**ASSIGNMENT**: Would you reproduce the entries exactly, including every line?

**EXTRACTED ENTRIES**:
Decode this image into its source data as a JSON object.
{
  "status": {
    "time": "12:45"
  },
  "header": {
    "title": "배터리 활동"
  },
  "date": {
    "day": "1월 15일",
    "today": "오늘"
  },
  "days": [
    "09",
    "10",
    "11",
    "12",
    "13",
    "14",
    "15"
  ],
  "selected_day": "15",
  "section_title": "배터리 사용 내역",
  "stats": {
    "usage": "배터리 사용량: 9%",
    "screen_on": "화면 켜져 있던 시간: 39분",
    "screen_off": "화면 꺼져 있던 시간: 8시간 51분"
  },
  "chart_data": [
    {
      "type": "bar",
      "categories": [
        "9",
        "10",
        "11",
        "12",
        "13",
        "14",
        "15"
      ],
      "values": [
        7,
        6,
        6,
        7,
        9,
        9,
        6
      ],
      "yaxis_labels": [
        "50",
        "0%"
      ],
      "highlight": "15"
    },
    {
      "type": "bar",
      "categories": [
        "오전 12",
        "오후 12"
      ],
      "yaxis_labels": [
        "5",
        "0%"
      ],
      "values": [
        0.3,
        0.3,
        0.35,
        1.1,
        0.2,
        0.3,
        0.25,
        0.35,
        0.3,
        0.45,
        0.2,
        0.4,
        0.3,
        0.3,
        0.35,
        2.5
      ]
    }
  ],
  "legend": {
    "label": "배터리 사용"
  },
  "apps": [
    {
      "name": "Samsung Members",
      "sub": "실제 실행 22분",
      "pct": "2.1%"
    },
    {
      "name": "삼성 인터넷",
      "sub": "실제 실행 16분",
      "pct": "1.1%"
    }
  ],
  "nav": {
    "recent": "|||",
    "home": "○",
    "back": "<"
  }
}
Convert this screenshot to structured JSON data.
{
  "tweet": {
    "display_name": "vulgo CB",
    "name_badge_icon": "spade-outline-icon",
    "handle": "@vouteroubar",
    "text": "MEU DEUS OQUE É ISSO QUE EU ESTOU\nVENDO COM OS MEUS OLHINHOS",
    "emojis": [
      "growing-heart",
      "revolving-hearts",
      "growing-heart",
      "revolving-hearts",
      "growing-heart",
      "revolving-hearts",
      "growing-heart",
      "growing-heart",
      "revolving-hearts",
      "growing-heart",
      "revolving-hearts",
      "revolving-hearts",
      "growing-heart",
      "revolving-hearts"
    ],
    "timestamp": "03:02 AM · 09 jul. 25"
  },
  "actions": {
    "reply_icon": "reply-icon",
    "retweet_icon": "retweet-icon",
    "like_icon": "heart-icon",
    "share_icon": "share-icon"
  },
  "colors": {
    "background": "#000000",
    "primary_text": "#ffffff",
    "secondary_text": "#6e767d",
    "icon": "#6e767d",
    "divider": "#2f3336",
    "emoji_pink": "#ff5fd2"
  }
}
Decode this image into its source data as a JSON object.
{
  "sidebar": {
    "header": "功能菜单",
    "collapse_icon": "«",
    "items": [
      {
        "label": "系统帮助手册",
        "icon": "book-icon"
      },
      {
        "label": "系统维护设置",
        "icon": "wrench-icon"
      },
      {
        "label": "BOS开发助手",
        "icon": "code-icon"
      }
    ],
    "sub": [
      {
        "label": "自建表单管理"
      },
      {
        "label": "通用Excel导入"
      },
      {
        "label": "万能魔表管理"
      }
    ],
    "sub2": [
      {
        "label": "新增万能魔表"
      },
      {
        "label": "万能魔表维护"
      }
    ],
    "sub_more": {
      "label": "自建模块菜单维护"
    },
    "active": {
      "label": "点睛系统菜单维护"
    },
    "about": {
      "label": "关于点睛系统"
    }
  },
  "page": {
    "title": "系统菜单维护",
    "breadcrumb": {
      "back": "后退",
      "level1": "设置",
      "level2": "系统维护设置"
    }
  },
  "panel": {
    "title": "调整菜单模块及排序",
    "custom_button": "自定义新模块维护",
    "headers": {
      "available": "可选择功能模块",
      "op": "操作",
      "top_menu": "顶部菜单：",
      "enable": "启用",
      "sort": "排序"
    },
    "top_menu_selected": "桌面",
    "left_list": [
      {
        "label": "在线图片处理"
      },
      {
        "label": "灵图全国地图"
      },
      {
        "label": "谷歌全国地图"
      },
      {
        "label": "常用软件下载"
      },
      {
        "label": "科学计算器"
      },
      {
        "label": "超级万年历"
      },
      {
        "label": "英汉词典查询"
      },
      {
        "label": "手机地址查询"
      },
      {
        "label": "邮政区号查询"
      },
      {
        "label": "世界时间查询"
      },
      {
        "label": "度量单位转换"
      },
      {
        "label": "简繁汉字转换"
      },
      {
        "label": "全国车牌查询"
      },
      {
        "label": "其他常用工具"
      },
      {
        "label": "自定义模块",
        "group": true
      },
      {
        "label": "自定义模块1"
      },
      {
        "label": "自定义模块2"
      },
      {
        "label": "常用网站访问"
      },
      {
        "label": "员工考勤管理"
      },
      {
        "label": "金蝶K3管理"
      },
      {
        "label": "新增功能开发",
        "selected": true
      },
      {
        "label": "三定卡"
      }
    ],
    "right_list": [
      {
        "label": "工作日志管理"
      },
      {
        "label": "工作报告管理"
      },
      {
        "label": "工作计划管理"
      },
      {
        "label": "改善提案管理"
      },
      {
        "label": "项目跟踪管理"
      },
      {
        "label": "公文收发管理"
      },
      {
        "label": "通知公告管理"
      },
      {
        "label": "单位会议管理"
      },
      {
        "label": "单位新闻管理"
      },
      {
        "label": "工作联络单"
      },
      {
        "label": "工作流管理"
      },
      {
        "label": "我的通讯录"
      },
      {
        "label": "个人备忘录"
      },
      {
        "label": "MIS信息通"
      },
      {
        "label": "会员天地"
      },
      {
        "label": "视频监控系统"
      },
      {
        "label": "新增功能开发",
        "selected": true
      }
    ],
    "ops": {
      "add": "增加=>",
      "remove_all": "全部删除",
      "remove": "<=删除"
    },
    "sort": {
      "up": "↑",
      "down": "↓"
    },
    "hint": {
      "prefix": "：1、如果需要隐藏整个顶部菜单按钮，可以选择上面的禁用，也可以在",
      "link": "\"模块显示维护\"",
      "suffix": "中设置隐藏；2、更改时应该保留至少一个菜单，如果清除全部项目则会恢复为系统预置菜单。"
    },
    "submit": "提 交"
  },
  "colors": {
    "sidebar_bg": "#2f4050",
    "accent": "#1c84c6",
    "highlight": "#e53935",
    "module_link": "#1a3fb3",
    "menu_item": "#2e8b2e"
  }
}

**EXERCISE ANSWER**:
Decode this image into its source data as a JSON object.
{
  "status": {
    "time": "12:45"
  },
  "header": {
    "title": "배터리 활동"
  },
  "date": {
    "day": "1월 15일",
    "today": "오늘"
  },
  "days": [
    "09",
    "10",
    "11",
    "12",
    "13",
    "14",
    "15"
  ],
  "selected_day": "15",
  "section_title": "배터리 사용 내역",
  "stats": {
    "usage": "배터리 사용량: 9%",
    "screen_on": "화면 켜져 있던 시간: 39분",
    "screen_off": "화면 꺼져 있던 시간: 8시간 51분"
  },
  "chart_data": [
    {
      "type": "bar",
      "categories": [
        "9",
        "10",
        "11",
        "12",
        "13",
        "14",
        "15"
      ],
      "values": [
        7,
        6,
        6,
        7,
        9,
        9,
        6
      ],
      "yaxis_labels": [
        "50",
        "0%"
      ],
      "highlight": "15"
    },
    {
      "type": "bar",
      "categories": [
        "오전 12",
        "오후 12"
      ],
      "yaxis_labels": [
        "5",
        "0%"
      ],
      "values": [
        0.3,
        0.3,
        0.35,
        1.1,
        0.2,
        0.3,
        0.25,
        0.35,
        0.3,
        0.45,
        0.2,
        0.4,
        0.3,
        0.3,
        0.35,
        2.5
      ]
    }
  ],
  "legend": {
    "label": "배터리 사용"
  },
  "apps": [
    {
      "name": "Samsung Members",
      "sub": "실제 실행 22분",
      "pct": "2.1%"
    },
    {
      "name": "삼성 인터넷",
      "sub": "실제 실행 16분",
      "pct": "1.1%"
    }
  ],
  "nav": {
    "recent": "|||",
    "home": "○",
    "back": "<"
  }
}
Convert this screenshot to structured JSON data.
{
  "tweet": {
    "display_name": "vulgo CB",
    "name_badge_icon": "spade-outline-icon",
    "handle": "@vouteroubar",
    "text": "MEU DEUS OQUE É ISSO QUE EU ESTOU\nVENDO COM OS MEUS OLHINHOS",
    "emojis": [
      "growing-heart",
      "revolving-hearts",
      "growing-heart",
      "revolving-hearts",
      "growing-heart",
      "revolving-hearts",
      "growing-heart",
      "growing-heart",
      "revolving-hearts",
      "growing-heart",
      "revolving-hearts",
      "revolving-hearts",
      "growing-heart",
      "revolving-hearts"
    ],
    "timestamp": "03:02 AM · 09 jul. 25"
  },
  "actions": {
    "reply_icon": "reply-icon",
    "retweet_icon": "retweet-icon",
    "like_icon": "heart-icon",
    "share_icon": "share-icon"
  },
  "colors": {
    "background": "#000000",
    "primary_text": "#ffffff",
    "secondary_text": "#6e767d",
    "icon": "#6e767d",
    "divider": "#2f3336",
    "emoji_pink": "#ff5fd2"
  }
}
Decode this image into its source data as a JSON object.
{
  "sidebar": {
    "header": "功能菜单",
    "collapse_icon": "«",
    "items": [
      {
        "label": "系统帮助手册",
        "icon": "book-icon"
      },
      {
        "label": "系统维护设置",
        "icon": "wrench-icon"
      },
      {
        "label": "BOS开发助手",
        "icon": "code-icon"
      }
    ],
    "sub": [
      {
        "label": "自建表单管理"
      },
      {
        "label": "通用Excel导入"
      },
      {
        "label": "万能魔表管理"
      }
    ],
    "sub2": [
      {
        "label": "新增万能魔表"
      },
      {
        "label": "万能魔表维护"
      }
    ],
    "sub_more": {
      "label": "自建模块菜单维护"
    },
    "active": {
      "label": "点睛系统菜单维护"
    },
    "about": {
      "label": "关于点睛系统"
    }
  },
  "page": {
    "title": "系统菜单维护",
    "breadcrumb": {
      "back": "后退",
      "level1": "设置",
      "level2": "系统维护设置"
    }
  },
  "panel": {
    "title": "调整菜单模块及排序",
    "custom_button": "自定义新模块维护",
    "headers": {
      "available": "可选择功能模块",
      "op": "操作",
      "top_menu": "顶部菜单：",
      "enable": "启用",
      "sort": "排序"
    },
    "top_menu_selected": "桌面",
    "left_list": [
      {
        "label": "在线图片处理"
      },
      {
        "label": "灵图全国地图"
      },
      {
        "label": "谷歌全国地图"
      },
      {
        "label": "常用软件下载"
      },
      {
        "label": "科学计算器"
      },
      {
        "label": "超级万年历"
      },
      {
        "label": "英汉词典查询"
      },
      {
        "label": "手机地址查询"
      },
      {
        "label": "邮政区号查询"
      },
      {
        "label": "世界时间查询"
      },
      {
        "label": "度量单位转换"
      },
      {
        "label": "简繁汉字转换"
      },
      {
        "label": "全国车牌查询"
      },
      {
        "label": "其他常用工具"
      },
      {
        "label": "自定义模块",
        "group": true
      },
      {
        "label": "自定义模块1"
      },
      {
        "label": "自定义模块2"
      },
      {
        "label": "常用网站访问"
      },
      {
        "label": "员工考勤管理"
      },
      {
        "label": "金蝶K3管理"
      },
      {
        "label": "新增功能开发",
        "selected": true
      },
      {
        "label": "三定卡"
      }
    ],
    "right_list": [
      {
        "label": "工作日志管理"
      },
      {
        "label": "工作报告管理"
      },
      {
        "label": "工作计划管理"
      },
      {
        "label": "改善提案管理"
      },
      {
        "label": "项目跟踪管理"
      },
      {
        "label": "公文收发管理"
      },
      {
        "label": "通知公告管理"
      },
      {
        "label": "单位会议管理"
      },
      {
        "label": "单位新闻管理"
      },
      {
        "label": "工作联络单"
      },
      {
        "label": "工作流管理"
      },
      {
        "label": "我的通讯录"
      },
      {
        "label": "个人备忘录"
      },
      {
        "label": "MIS信息通"
      },
      {
        "label": "会员天地"
      },
      {
        "label": "视频监控系统"
      },
      {
        "label": "新增功能开发",
        "selected": true
      }
    ],
    "ops": {
      "add": "增加=>",
      "remove_all": "全部删除",
      "remove": "<=删除"
    },
    "sort": {
      "up": "↑",
      "down": "↓"
    },
    "hint": {
      "prefix": "：1、如果需要隐藏整个顶部菜单按钮，可以选择上面的禁用，也可以在",
      "link": "\"模块显示维护\"",
      "suffix": "中设置隐藏；2、更改时应该保留至少一个菜单，如果清除全部项目则会恢复为系统预置菜单。"
    },
    "submit": "提 交"
  },
  "colors": {
    "sidebar_bg": "#2f4050",
    "accent": "#1c84c6",
    "highlight": "#e53935",
    "module_link": "#1a3fb3",
    "menu_item": "#2e8b2e"
  }
}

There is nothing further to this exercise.